### Data records for software interfaces
# # #

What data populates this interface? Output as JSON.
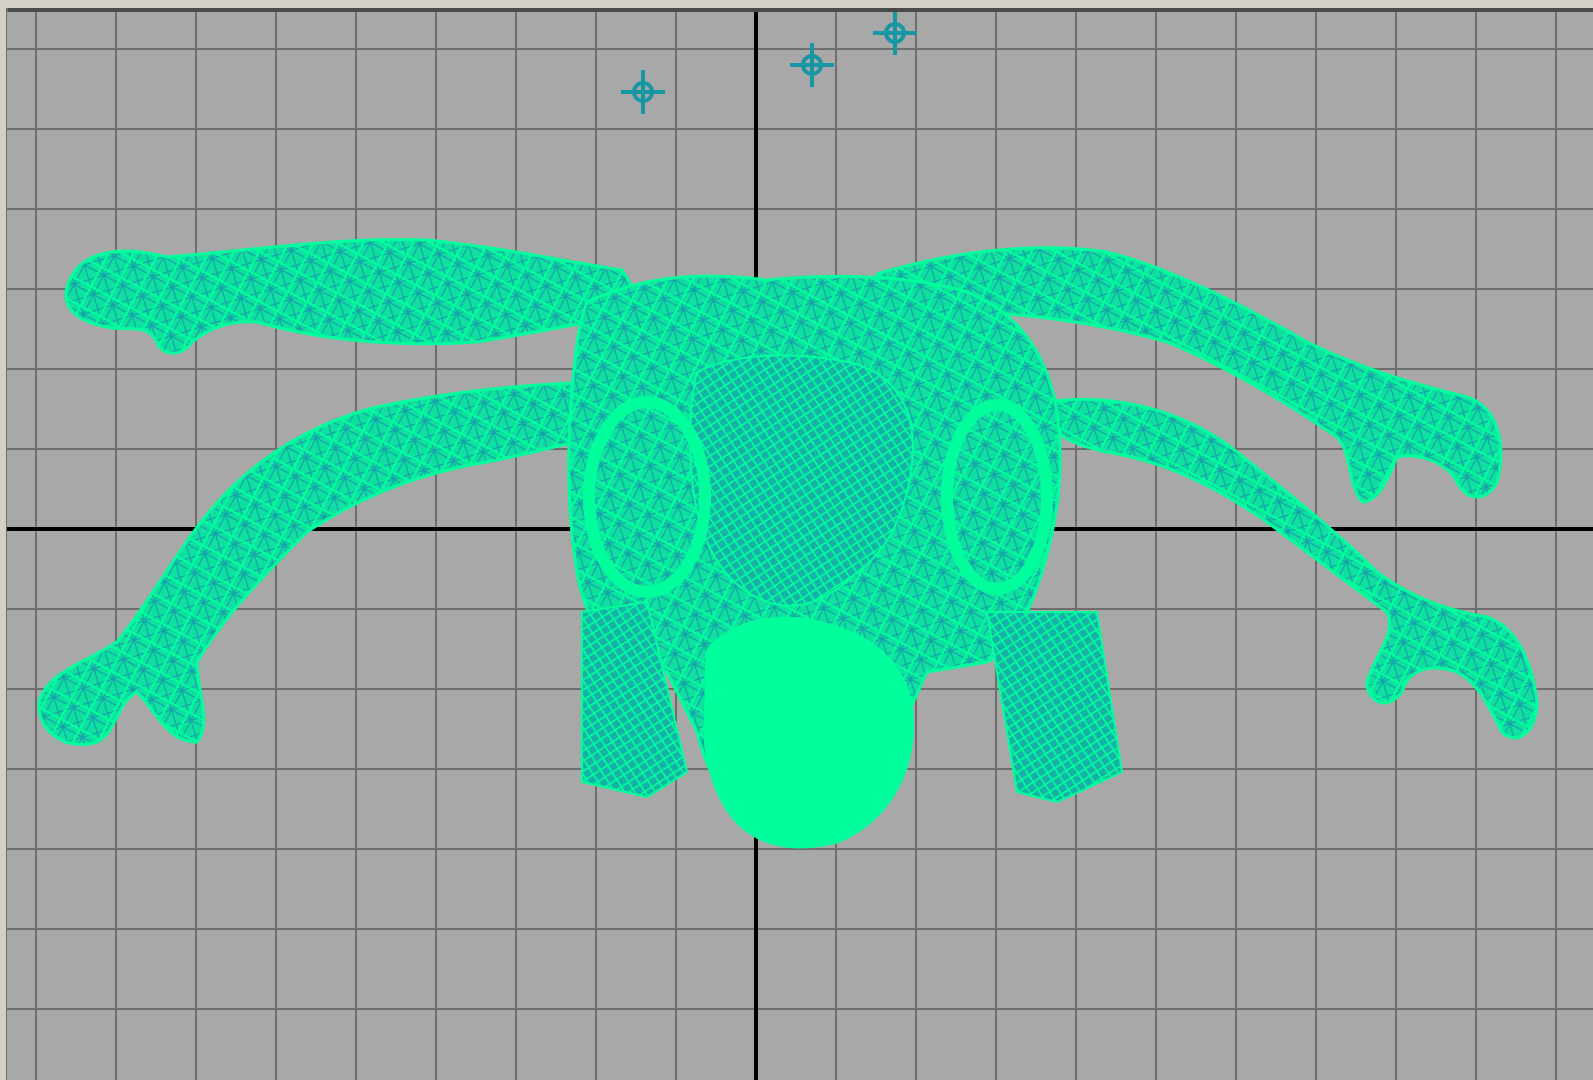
{
  "viewport": {
    "name": "orthographic-front-view",
    "background_color": "#a8a8a8",
    "grid_color": "#6e6e6e",
    "axis_color": "#000000",
    "wire_color": "#00ff9c",
    "wire_shadow_color": "#159aa6",
    "frame_color": "#d4d0c8"
  }
}
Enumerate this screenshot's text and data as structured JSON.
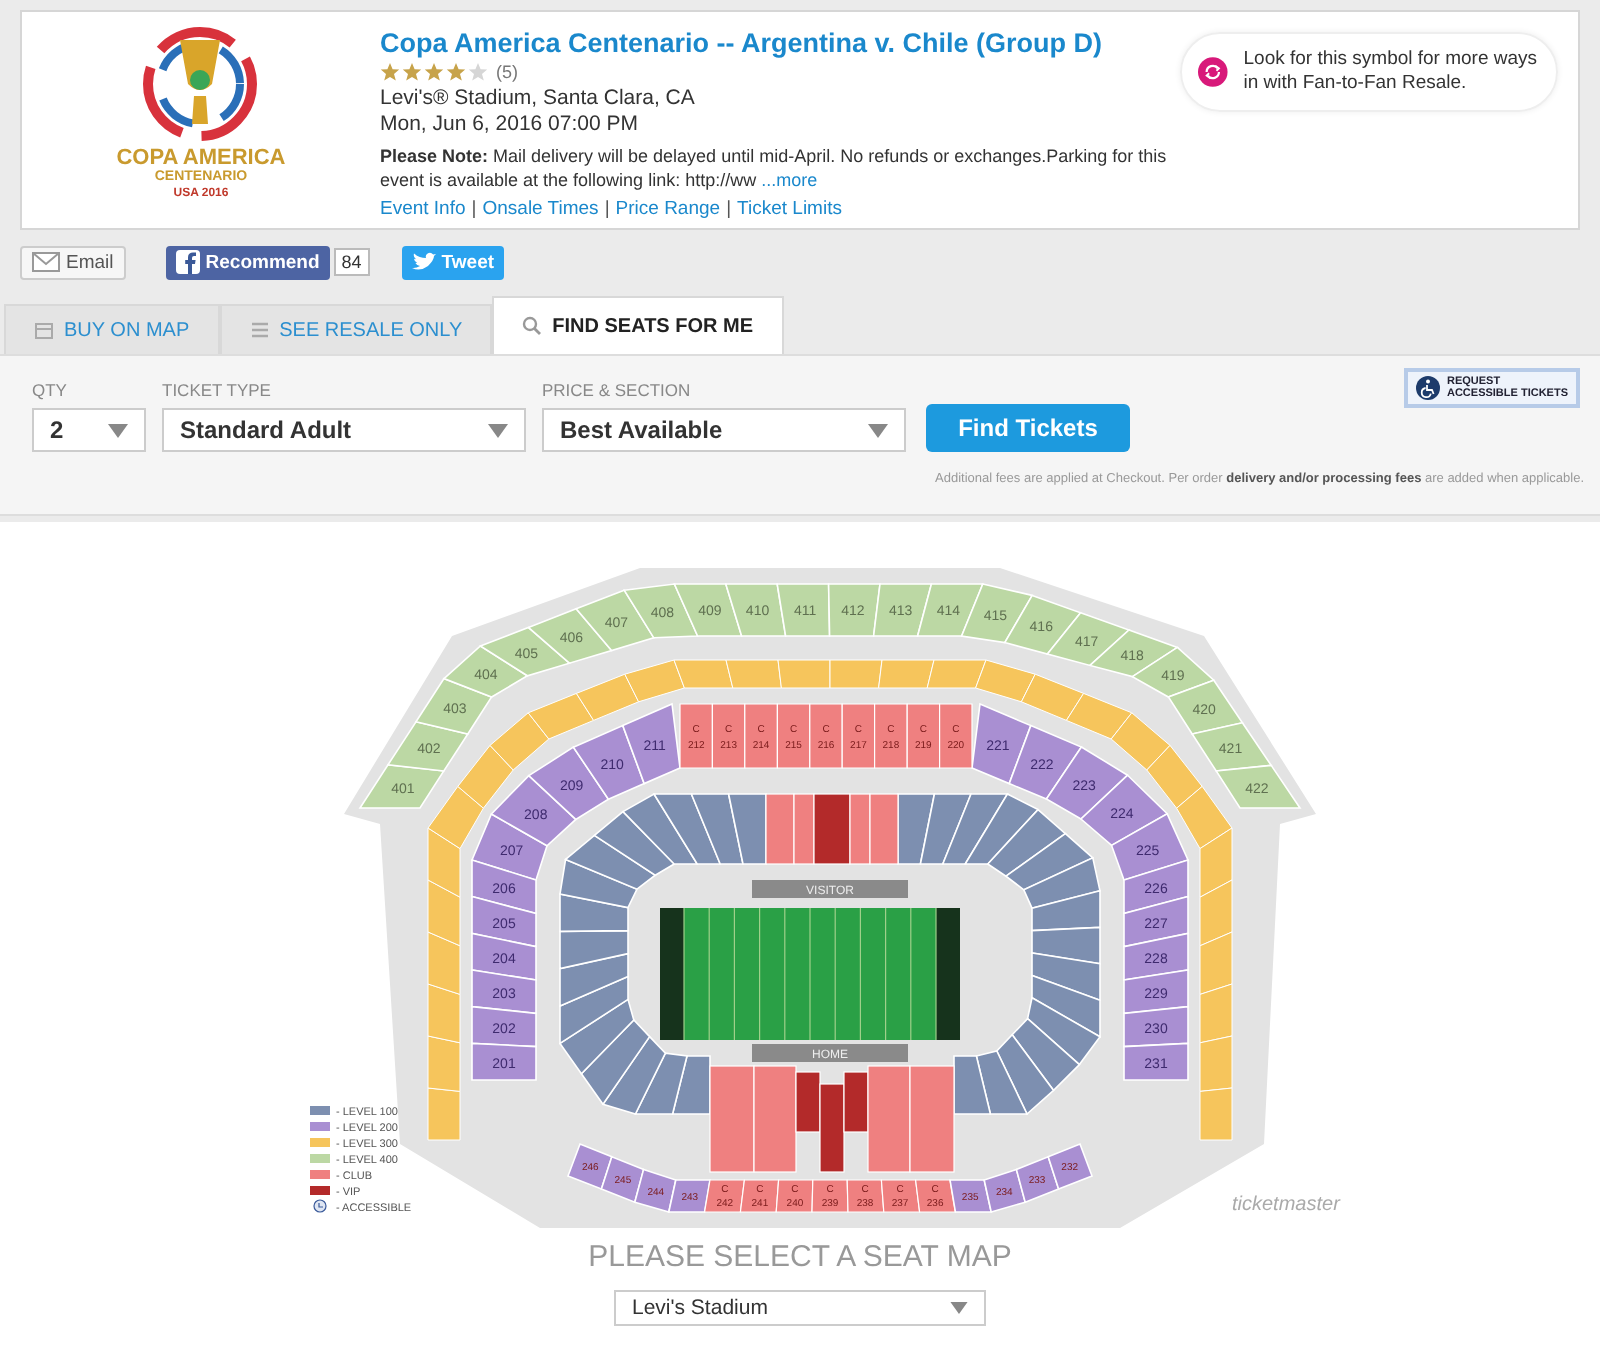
{
  "event": {
    "logo_lines": [
      "COPA AMERICA",
      "CENTENARIO",
      "USA 2016"
    ],
    "title": "Copa America Centenario -- Argentina v. Chile (Group D)",
    "stars": 4,
    "rating_count": "(5)",
    "venue": "Levi's® Stadium, Santa Clara, CA",
    "date": "Mon, Jun 6, 2016 07:00 PM",
    "note": "**Please Note:** Mail delivery will be delayed until mid-April. No refunds or exchanges.Parking for this event is available at the following link: http://ww",
    "more_link": "...more",
    "links": [
      "Event Info",
      "Onsale Times",
      "Price Range",
      "Ticket Limits"
    ],
    "link_separator": "|",
    "resale_tip": "Look for this symbol for more ways in with Fan-to-Fan Resale."
  },
  "social": {
    "email": "Email",
    "recommend": "Recommend",
    "recommend_count": "84",
    "tweet": "Tweet"
  },
  "tabs": [
    {
      "label": "BUY ON MAP",
      "selected": false
    },
    {
      "label": "SEE RESALE ONLY",
      "selected": false
    },
    {
      "label": "FIND SEATS FOR ME",
      "selected": true
    }
  ],
  "form": {
    "fields": [
      {
        "label": "QTY",
        "value": "2"
      },
      {
        "label": "TICKET TYPE",
        "value": "Standard Adult"
      },
      {
        "label": "PRICE & SECTION",
        "value": "Best Available"
      }
    ],
    "submit": "Find Tickets",
    "accessible_lines": [
      "REQUEST",
      "ACCESSIBLE TICKETS"
    ],
    "fee_note": "Additional fees are applied at Checkout. Per order **delivery and/or processing fees** are added when applicable."
  },
  "map": {
    "level_400": [
      "401",
      "402",
      "403",
      "404",
      "405",
      "406",
      "407",
      "408",
      "409",
      "410",
      "411",
      "412",
      "413",
      "414",
      "415",
      "416",
      "417",
      "418",
      "419",
      "420",
      "421",
      "422"
    ],
    "level_200_left_arc": [
      "207",
      "208",
      "209",
      "210",
      "211"
    ],
    "level_200_left_column": [
      "206",
      "205",
      "204",
      "203",
      "202",
      "201"
    ],
    "club_top": [
      {
        "tag": "C",
        "label": "212"
      },
      {
        "tag": "C",
        "label": "213"
      },
      {
        "tag": "C",
        "label": "214"
      },
      {
        "tag": "C",
        "label": "215"
      },
      {
        "tag": "C",
        "label": "216"
      },
      {
        "tag": "C",
        "label": "217"
      },
      {
        "tag": "C",
        "label": "218"
      },
      {
        "tag": "C",
        "label": "219"
      },
      {
        "tag": "C",
        "label": "220"
      }
    ],
    "level_200_right_arc": [
      "221",
      "222",
      "223",
      "224",
      "225"
    ],
    "level_200_right_column": [
      "226",
      "227",
      "228",
      "229",
      "230",
      "231"
    ],
    "bottom_row": [
      {
        "kind": "level",
        "label": "246"
      },
      {
        "kind": "level",
        "label": "245"
      },
      {
        "kind": "level",
        "label": "244"
      },
      {
        "kind": "level",
        "label": "243"
      },
      {
        "kind": "club",
        "tag": "C",
        "label": "242"
      },
      {
        "kind": "club",
        "tag": "C",
        "label": "241"
      },
      {
        "kind": "club",
        "tag": "C",
        "label": "240"
      },
      {
        "kind": "club",
        "tag": "C",
        "label": "239"
      },
      {
        "kind": "club",
        "tag": "C",
        "label": "238"
      },
      {
        "kind": "club",
        "tag": "C",
        "label": "237"
      },
      {
        "kind": "club",
        "tag": "C",
        "label": "236"
      },
      {
        "kind": "level",
        "label": "235"
      },
      {
        "kind": "level",
        "label": "234"
      },
      {
        "kind": "level",
        "label": "233"
      },
      {
        "kind": "level",
        "label": "232"
      }
    ],
    "visitor_label": "VISITOR",
    "home_label": "HOME",
    "legend": [
      {
        "kind": "swatch",
        "label": "- LEVEL 100",
        "color": "#7d8fb0"
      },
      {
        "kind": "swatch",
        "label": "- LEVEL 200",
        "color": "#a98fd2"
      },
      {
        "kind": "swatch",
        "label": "- LEVEL 300",
        "color": "#f6c55c"
      },
      {
        "kind": "swatch",
        "label": "- LEVEL 400",
        "color": "#bcd8a4"
      },
      {
        "kind": "swatch",
        "label": "- CLUB",
        "color": "#ef8080"
      },
      {
        "kind": "swatch",
        "label": "- VIP",
        "color": "#b32a2a"
      },
      {
        "kind": "accessible",
        "label": "- ACCESSIBLE"
      }
    ],
    "brand": "ticketmaster"
  },
  "seat_map": {
    "heading": "PLEASE SELECT A SEAT MAP",
    "value": "Levi's Stadium"
  }
}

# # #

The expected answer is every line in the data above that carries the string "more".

    "more_link": "...more",
    "resale_tip": "Look for this symbol for more ways in with Fan-to-Fan Resale."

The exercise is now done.